═════ SUPPLIED MATERIAL ═════

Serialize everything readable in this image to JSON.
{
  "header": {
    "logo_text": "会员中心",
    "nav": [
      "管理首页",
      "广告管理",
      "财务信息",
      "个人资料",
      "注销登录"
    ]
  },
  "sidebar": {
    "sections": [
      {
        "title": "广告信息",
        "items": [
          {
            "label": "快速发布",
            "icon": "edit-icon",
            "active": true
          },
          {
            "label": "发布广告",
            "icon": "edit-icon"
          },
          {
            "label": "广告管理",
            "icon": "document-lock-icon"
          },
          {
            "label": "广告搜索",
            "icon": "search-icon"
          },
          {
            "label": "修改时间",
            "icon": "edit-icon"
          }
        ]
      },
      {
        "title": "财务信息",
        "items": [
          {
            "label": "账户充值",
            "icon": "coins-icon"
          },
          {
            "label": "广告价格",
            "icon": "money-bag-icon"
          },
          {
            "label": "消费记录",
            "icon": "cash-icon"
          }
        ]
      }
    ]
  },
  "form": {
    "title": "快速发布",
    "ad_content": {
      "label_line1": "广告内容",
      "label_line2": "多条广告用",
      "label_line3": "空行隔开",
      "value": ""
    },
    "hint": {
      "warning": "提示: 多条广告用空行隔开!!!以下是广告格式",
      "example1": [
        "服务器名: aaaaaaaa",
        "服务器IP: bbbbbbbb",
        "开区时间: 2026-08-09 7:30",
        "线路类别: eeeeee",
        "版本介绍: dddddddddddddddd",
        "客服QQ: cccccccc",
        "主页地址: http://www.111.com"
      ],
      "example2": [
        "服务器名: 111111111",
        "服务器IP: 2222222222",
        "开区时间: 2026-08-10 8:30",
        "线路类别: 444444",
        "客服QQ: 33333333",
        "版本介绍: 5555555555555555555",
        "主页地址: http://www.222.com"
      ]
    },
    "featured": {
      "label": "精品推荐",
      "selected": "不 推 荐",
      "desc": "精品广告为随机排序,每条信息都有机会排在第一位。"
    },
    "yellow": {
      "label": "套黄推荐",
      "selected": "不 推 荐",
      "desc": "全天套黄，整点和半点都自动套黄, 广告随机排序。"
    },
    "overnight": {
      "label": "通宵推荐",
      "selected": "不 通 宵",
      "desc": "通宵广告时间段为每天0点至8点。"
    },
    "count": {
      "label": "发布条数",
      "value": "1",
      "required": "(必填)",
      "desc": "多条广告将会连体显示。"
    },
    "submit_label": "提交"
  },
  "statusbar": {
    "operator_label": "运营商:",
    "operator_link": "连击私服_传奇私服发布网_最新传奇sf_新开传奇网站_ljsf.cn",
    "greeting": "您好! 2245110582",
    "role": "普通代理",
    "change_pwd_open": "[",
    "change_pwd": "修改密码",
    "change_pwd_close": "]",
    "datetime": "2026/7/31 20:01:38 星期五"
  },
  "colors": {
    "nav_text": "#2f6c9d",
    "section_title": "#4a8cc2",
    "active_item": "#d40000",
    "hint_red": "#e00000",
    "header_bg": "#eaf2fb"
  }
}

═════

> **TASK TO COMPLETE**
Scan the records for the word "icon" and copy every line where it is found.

> **SOLVED EXERCISE**
            "icon": "edit-icon",
            "icon": "edit-icon"
            "icon": "document-lock-icon"
            "icon": "search-icon"
            "icon": "edit-icon"
            "icon": "coins-icon"
            "icon": "money-bag-icon"
            "icon": "cash-icon"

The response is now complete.